  • Allow sufficient time and resources for completion of each stage. 
  • Retain and provide access to the health and safety plan.

The challenges facing power generation companies seeking to build new stations is considerable. Industry associations, such as the Association of Electricity Producers or the Energy Networks Association, have a role to play in developing an accreditation scheme for contractors who work within this sector. Whilst the commissioning company could not rely entirely on membership of such a scheme when checking contractors’ competence, it will undoubtedly be an important part of the overall due diligence process. In contrast, where work is taking place on an existing station and the owner of the station is not also the operator, the identity of the client will depend upon a number of factors. The primary determining factor will be which company is commissioning the works, with the client responsibilities likely to rest on that entity.

Another relevant factor in such circumstances will be the control arrangements in any lease. If a lease imposes repairing and maintenance obligations on one of the parties and that party assumes that responsibility, discharging that role may constitute “construction work” for the purposes of the Regulations, triggering the regime they impose.

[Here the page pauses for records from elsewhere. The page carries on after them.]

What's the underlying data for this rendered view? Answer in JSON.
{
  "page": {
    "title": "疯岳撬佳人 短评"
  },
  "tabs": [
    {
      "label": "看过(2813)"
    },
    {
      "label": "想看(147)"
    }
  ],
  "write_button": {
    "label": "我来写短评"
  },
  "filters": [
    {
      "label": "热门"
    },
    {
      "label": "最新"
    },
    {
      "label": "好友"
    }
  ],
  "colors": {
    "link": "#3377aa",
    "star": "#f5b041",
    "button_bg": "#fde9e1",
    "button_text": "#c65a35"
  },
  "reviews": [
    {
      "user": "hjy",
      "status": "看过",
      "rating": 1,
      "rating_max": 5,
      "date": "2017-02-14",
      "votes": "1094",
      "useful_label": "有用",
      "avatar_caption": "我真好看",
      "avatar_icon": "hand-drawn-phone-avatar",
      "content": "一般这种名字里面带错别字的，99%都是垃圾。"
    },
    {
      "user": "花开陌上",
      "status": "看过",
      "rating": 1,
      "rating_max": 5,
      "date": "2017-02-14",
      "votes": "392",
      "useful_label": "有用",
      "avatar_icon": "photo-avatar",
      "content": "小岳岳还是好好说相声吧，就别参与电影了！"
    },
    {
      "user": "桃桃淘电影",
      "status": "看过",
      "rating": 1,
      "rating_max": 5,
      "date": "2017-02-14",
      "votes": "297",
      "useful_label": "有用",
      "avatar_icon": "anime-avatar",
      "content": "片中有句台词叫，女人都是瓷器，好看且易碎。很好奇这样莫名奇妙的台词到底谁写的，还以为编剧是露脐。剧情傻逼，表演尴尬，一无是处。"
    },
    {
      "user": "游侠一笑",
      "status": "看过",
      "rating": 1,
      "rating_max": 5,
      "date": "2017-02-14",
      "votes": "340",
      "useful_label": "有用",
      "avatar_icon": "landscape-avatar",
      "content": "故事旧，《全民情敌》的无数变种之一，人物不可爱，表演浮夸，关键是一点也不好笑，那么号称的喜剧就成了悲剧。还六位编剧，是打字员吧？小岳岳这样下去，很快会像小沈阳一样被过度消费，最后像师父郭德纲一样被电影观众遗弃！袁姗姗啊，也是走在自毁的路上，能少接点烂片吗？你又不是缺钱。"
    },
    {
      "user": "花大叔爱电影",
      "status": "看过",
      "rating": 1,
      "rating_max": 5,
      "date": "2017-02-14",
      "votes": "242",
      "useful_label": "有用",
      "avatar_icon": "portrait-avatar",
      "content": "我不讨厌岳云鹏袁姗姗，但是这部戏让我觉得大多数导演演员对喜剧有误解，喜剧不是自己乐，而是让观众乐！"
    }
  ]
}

It is probable that some of the work carried out during outages will also engage this new Regulatory framework, although its impact may be mitigated by separating the outage work into several distinct projects. In order to do this, power generators should consider carrying out work in different departments or on different pieces of plant.

The reality of the Regulations is that it will not always be entirely apparent when they apply. Guidance can be found in the Approved Code of Practice, which should be consulted at least initially on all occasions when sizeable works are to be carried out. For example, substantial dismantling or alteration of fixed plant which is large enough to be a structure it its own right, (for example structural alteration of a power station generator or large boiler) will be “construction work” for the purposes of the Regulations as will the high pressure cleaning of parts of the plant.

Further, regardless of whether the project is notifiable or not, the client will always be responsible for checking competency and resources, ensuring suitable management arrangements are implemented, the provision of pre-construction information and for allowing sufficient time for the completion of all stages of the project. These responsibilities are then compounded when dealing with notifiable work, when the client must begin to appoint a CDM co-ordinator and principal contractor in addition to satisfying the other duties outlined.

Getting it wrong

Although the sanctions that can be imposed under the Regulations are initially relatively modest (£5,000 when sentenced by the magistrates’ court), in reality, power generators are likely to find themselves before the Crown Court where breaches have occurred. This opens the company up to an unlimited fine.

However, our experience suggests that, on the whole, the HSE tend to shy away from specific regulatory prosecutions, instead preferring to cite alleged breaches of the current CDM Regulations as particulars in proceedings brought under one of the general duties outlined by the Health and Safety at Work etc Act 1974 (HSWA). This automatically raises the bar in terms of financial penalty, with a £20,000 maximum available to the magistrates and an unlimited fine in the Crown Court. Additionally, HSWA provides the opportunity for the regulators to pursue employees (including senior managers) and directors, and such cases are on the increase in line with the increased public thirst for corporate and personal accountability.